Whilst it may seem like an uncertain situation, the UK Government has clear guidelines in place for landlords addressing their responsibilities and requirements. For instance, they must keep you home safe and free from health hazards. That means any bills incurred for repairs are remedial work would fall on them. However, if you caused that damage wilfully then you may be accountable for the expense.

As there seems to be some blurring of the lines, we have put together a list of the common household bills, and which party should be responsible for them.

Utility Bills

Energy bills are set to fall, which is great news for landlords and tenants alike. In our recent article titled Energy Prices Fall Within the UK, we explained changes to the price cap ruling which means cheaper bills. That results in savings, and it may be you or your landlord who covers the costs. Much depends here on the type of house or flat you live in. If you rent a room in an HMO, it is likely you will get bills included. Remember, this is not just water, gas and electric, but also broadband, which is as important these days as the others. In a regular rental agreement, the responsibility will be placed upon you to cover these bills, so expect to pay them when you move in. You should be able to change supplier if you wish, but it would be worth including the landlord in this process, so they are aware of your plans.

Council Tax

Council tax is another area in which the type of occupancy dictates who pays the tax. The Tenants Voice suggests that where multiple tenants rent their own private rooms but share communal areas such as a bathroom or kitchen, then the landlord is responsible for the council tax. Generally, the tenant is responsible for the council tax on a hierarchical basis. If you are the senior figure, or figures, in the home, then it is down to you to pay the tax. If you are in a rented property and live with your parents, then you are not.
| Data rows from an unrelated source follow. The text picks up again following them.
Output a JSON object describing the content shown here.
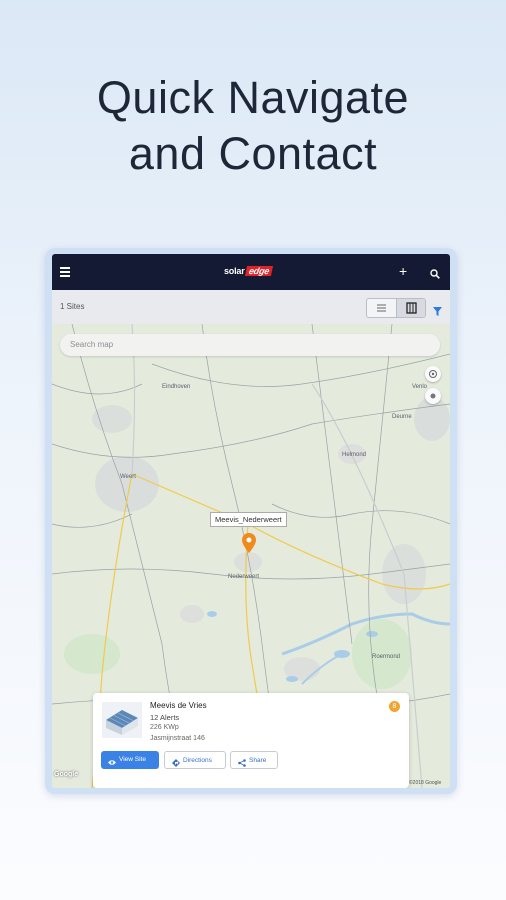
{
  "headline": {
    "line1": "Quick Navigate",
    "line2": "and Contact"
  },
  "app": {
    "logo_left": "solar",
    "logo_right": "edge",
    "add_label": "+",
    "sites_count": "1 Sites"
  },
  "map": {
    "search_placeholder": "Search map",
    "pin_callout": "Meevis_Nederweert",
    "google_label": "Google",
    "copyright": "©2018 Google",
    "place_labels": [
      "Weert",
      "Nederweert",
      "Helmond",
      "Deurne",
      "Venlo",
      "Roermond",
      "Eindhoven"
    ]
  },
  "site_card": {
    "name": "Meevis de Vries",
    "alerts": "12 Alerts",
    "power": "226 KWp",
    "address": "Jasmijnstraat 146",
    "badge": "8",
    "view_site_label": "View Site",
    "directions_label": "Directions",
    "share_label": "Share"
  },
  "colors": {
    "topbar": "#141a33",
    "accent": "#3b82e6",
    "pin": "#f08a1d",
    "logo_red": "#e0222a"
  },
  "icons": [
    "menu-icon",
    "plus-icon",
    "search-icon",
    "list-view-icon",
    "map-view-icon",
    "filter-icon",
    "location-target-icon",
    "compass-icon",
    "map-pin-icon",
    "eye-icon",
    "directions-icon",
    "share-icon"
  ]
}
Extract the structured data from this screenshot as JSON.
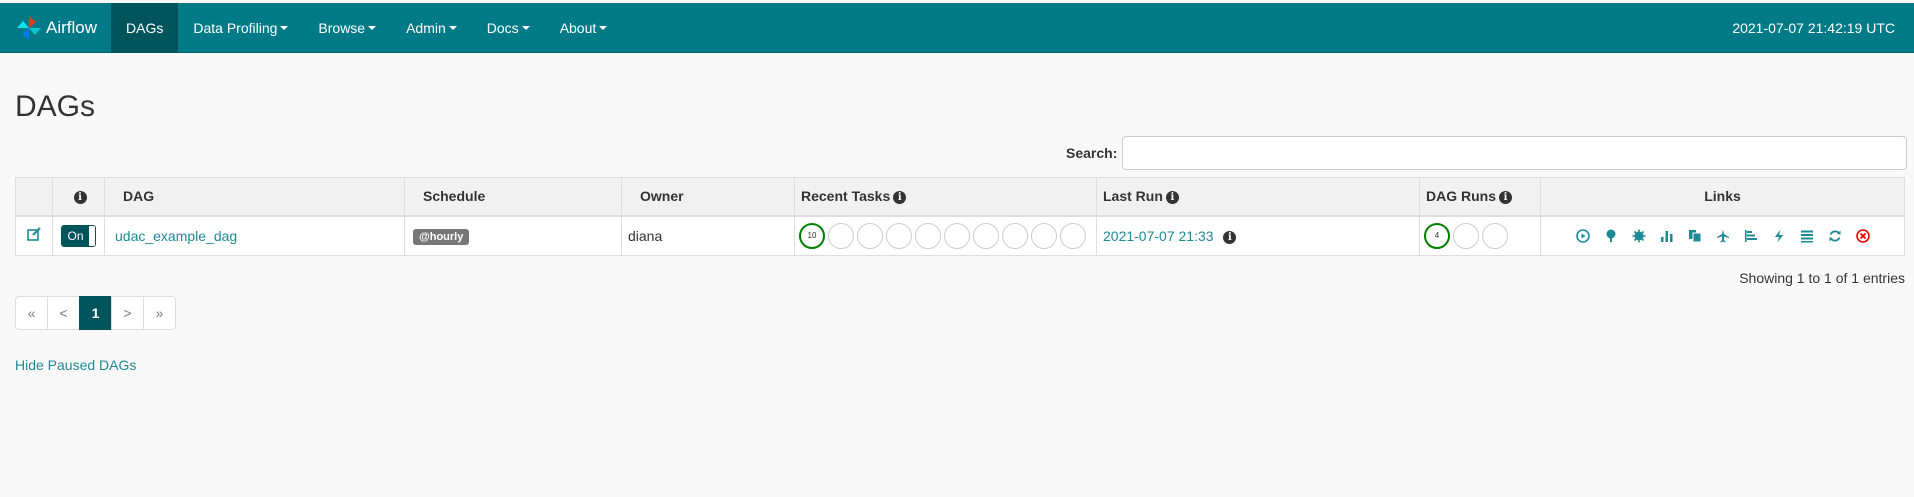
{
  "colors": {
    "navbar": "#007a87",
    "navbar_active": "#00545c",
    "link": "#1e8a96",
    "success": "#008000"
  },
  "navbar": {
    "brand": "Airflow",
    "items": [
      {
        "label": "DAGs",
        "active": true,
        "dropdown": false
      },
      {
        "label": "Data Profiling",
        "dropdown": true
      },
      {
        "label": "Browse",
        "dropdown": true
      },
      {
        "label": "Admin",
        "dropdown": true
      },
      {
        "label": "Docs",
        "dropdown": true
      },
      {
        "label": "About",
        "dropdown": true
      }
    ],
    "clock": "2021-07-07 21:42:19 UTC"
  },
  "page": {
    "title": "DAGs"
  },
  "search": {
    "label": "Search:",
    "value": ""
  },
  "table": {
    "headers": {
      "dag": "DAG",
      "schedule": "Schedule",
      "owner": "Owner",
      "recent_tasks": "Recent Tasks",
      "last_run": "Last Run",
      "dag_runs": "DAG Runs",
      "links": "Links"
    },
    "rows": [
      {
        "toggle": "On",
        "dag_id": "udac_example_dag",
        "schedule": "@hourly",
        "owner": "diana",
        "recent_tasks": [
          "10",
          "",
          "",
          "",
          "",
          "",
          "",
          "",
          "",
          ""
        ],
        "last_run": "2021-07-07 21:33",
        "dag_runs": [
          "4",
          "",
          ""
        ]
      }
    ],
    "link_icons": [
      "trigger-dag-icon",
      "tree-view-icon",
      "graph-view-icon",
      "task-duration-icon",
      "task-tries-icon",
      "landing-times-icon",
      "gantt-icon",
      "code-view-icon",
      "logs-icon",
      "refresh-icon",
      "delete-dag-icon"
    ]
  },
  "footer": {
    "entries": "Showing 1 to 1 of 1 entries",
    "pager": {
      "first": "«",
      "prev": "<",
      "current": "1",
      "next": ">",
      "last": "»"
    },
    "hide_paused": "Hide Paused DAGs"
  }
}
Insurance is split equally depending on what type you desire. For instance, if you want to cover your contents, that will fall upon you to arrange, not your landlord. However, they should have adequate buildings cover, almost certainly as part of any mortgage they have on the property.


There are policies available that cover repairs and the like too, which benefits both tenant and landlord. Special policies can cover plumbing, heating, electrics, drainage and a host of other areas within the home. These would be the responsibility of the landlord, but they are not compulsory. It might be worth discussing the options with your landlord though because the benefits stretch to both parties. For instance, the landlord comparison guide on HomeServe explains how as a tenant, you can call them directly if you have a problem with your boiler, cutting out the middleman – in this case, your landlord. They have to commit to a small outlay, but get peace of mind and no hassle when a problem occurs, whereas the tenant gets the swift remedial work they need.


Repairs are mainly down to the landlord, as we have already touched upon unless the damage has been caused by the tenant. However, do not expect any repair to be paid for, as only ones that affect health and safety will be a priority. If you have a window that is leaking, then the landlord will likely pay the bill. If you have squeaky floorboards, that is not a serious repair and therefore the landlord would not be under obligation to pay the repair bill. If you have broken a panel on an internal door, then you are liable.

The key to any good landlord-tenant relationship is communication and clarity, so make sure you are aware of which bills you must pay ahead of signing an agreement. If uncertainty creeps in, pick up the phone and make a call before anything becomes a problem. It is likely, if any bills are to be problematic, it will be around repairs and remedial work, so keep dialogue lines open and relationships open and honest.